A new study shows that more than 40% of US soldiers from the Iraq and Afghanistan wars seen by VA hospitals are suffering from mental health disorders or psychosocial behavioral problems.
Data was collected on 289,328 Iraq and Afghanistan veterans who sought health care at VA medical centers from 2002 to 2008.
106,726 of the returning veterans received mental health care. That's approximately 37 percent. 62,929 vets were diagnosed with Post-Traumatic Stress Disorder(PTSD) and 50,432 were diagnosed with depression.
"When the definition is expanded to include diagnoses of mental health disorders or psychosocial behavioral problems such as homelessness, or both, 43 percent of these veterans received these diagnoses" said lead researcher Dr. Karen Seal.
Findings from the study
1. 22% of veterans were diagnosed with PTSD
2. 17% of veterans were diagnosed with depression
3. 7% of veterans were diagnosed with alcohol use disorder
4. 3% of veterans were diagnosed with drug use disorder
5. 29% of veterans with mental health problems were diagnosed with 2 of the above disorders
6. 33% of veterans with mental health problems were diagnosed with 3 of the above disorders
7. Most mental health diagnoses were not made in the first year that a veteran entered the VA health-care system, but several years after.

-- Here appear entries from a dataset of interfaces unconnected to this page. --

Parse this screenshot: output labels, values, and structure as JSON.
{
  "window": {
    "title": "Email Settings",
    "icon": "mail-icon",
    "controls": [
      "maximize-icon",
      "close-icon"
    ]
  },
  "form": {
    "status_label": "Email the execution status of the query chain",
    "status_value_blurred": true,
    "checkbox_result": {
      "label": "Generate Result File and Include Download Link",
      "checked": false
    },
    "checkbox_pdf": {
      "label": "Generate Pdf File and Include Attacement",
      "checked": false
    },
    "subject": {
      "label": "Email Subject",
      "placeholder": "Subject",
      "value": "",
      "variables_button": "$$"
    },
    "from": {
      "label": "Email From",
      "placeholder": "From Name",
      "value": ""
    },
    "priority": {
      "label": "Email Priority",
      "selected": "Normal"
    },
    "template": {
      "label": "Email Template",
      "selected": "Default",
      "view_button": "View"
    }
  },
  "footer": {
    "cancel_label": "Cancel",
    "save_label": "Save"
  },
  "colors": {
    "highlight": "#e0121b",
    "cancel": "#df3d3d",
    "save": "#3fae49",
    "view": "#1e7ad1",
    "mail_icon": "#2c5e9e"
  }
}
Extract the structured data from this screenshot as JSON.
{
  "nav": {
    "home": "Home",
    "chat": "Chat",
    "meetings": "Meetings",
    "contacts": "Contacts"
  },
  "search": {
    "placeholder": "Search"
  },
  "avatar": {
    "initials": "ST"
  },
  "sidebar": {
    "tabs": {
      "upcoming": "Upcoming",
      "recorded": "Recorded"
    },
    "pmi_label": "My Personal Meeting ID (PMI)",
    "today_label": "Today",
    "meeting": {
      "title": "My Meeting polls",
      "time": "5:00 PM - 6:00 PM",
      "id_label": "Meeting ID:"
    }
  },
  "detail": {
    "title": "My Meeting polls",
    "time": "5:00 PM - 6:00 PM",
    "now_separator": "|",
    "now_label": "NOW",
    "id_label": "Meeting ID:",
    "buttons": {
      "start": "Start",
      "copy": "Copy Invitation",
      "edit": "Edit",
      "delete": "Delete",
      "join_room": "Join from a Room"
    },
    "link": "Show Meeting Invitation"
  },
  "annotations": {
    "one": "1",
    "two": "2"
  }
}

Mark Kaplan, a professor of community health at the School of Community Health at Portland State University in Oregon, noted that the study only covers vets who have received care at the VA, but there are many more with serious mental health problems that are either seeking care privately or not at all, he said.